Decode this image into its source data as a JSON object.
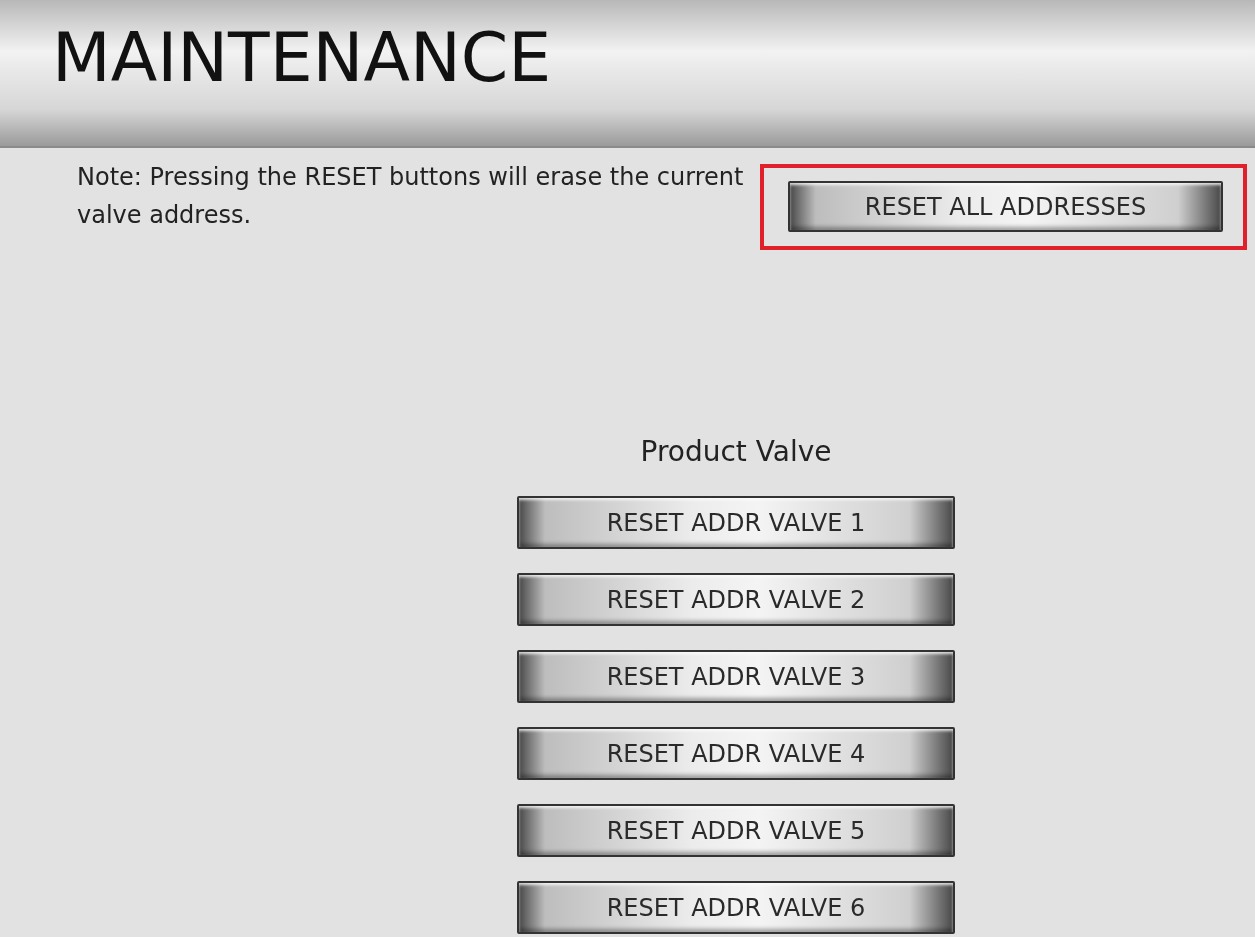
{
  "header": {
    "title": "MAINTENANCE"
  },
  "note": "Note: Pressing the RESET buttons will erase the current valve address.",
  "reset_all": {
    "label": "RESET ALL ADDRESSES",
    "highlighted": true
  },
  "product_valve": {
    "title": "Product Valve",
    "buttons": [
      {
        "label": "RESET ADDR VALVE 1"
      },
      {
        "label": "RESET ADDR VALVE 2"
      },
      {
        "label": "RESET ADDR VALVE 3"
      },
      {
        "label": "RESET ADDR VALVE 4"
      },
      {
        "label": "RESET ADDR VALVE 5"
      },
      {
        "label": "RESET ADDR VALVE 6"
      }
    ]
  }
}
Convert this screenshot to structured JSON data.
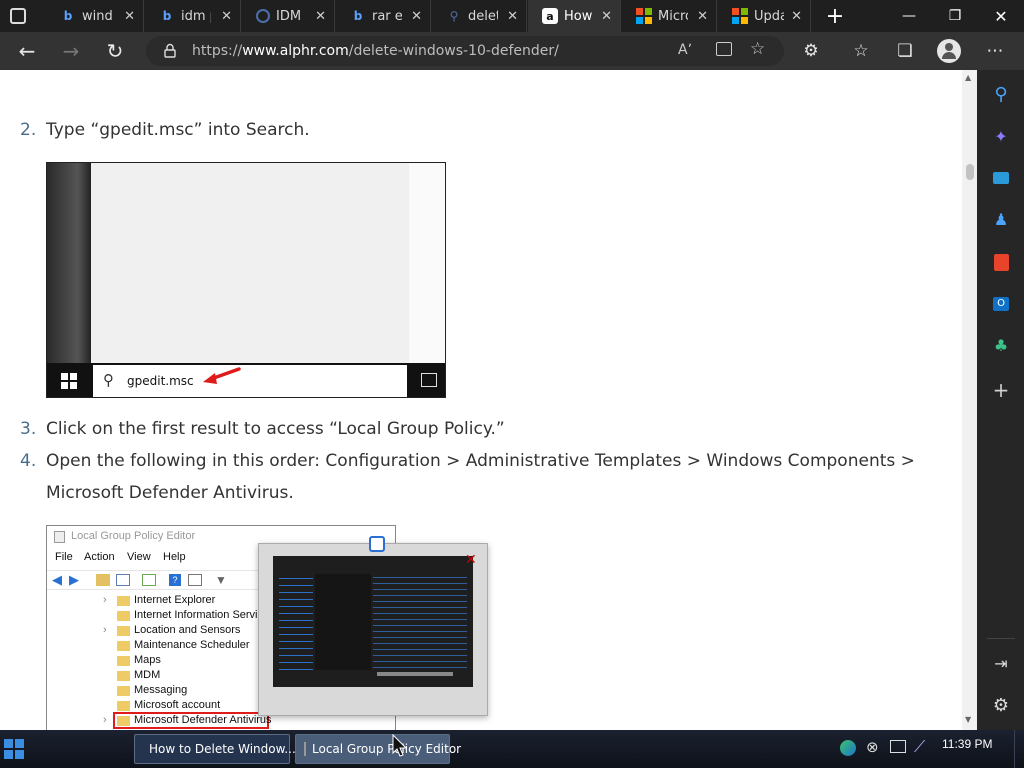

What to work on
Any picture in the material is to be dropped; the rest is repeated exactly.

Answer for the task
Decode this image into its source data as a JSON object.
{
  "header": {
    "title": "MAINTENANCE"
  },
  "note": "Note: Pressing the RESET buttons will erase the current valve address.",
  "reset_all": {
    "label": "RESET ALL ADDRESSES",
    "highlighted": true
  },
  "product_valve": {
    "title": "Product Valve",
    "buttons": [
      {
        "label": "RESET ADDR VALVE 1"
      },
      {
        "label": "RESET ADDR VALVE 2"
      },
      {
        "label": "RESET ADDR VALVE 3"
      },
      {
        "label": "RESET ADDR VALVE 4"
      },
      {
        "label": "RESET ADDR VALVE 5"
      },
      {
        "label": "RESET ADDR VALVE 6"
      }
    ]
  }
}
Convert this screenshot to structured JSON data.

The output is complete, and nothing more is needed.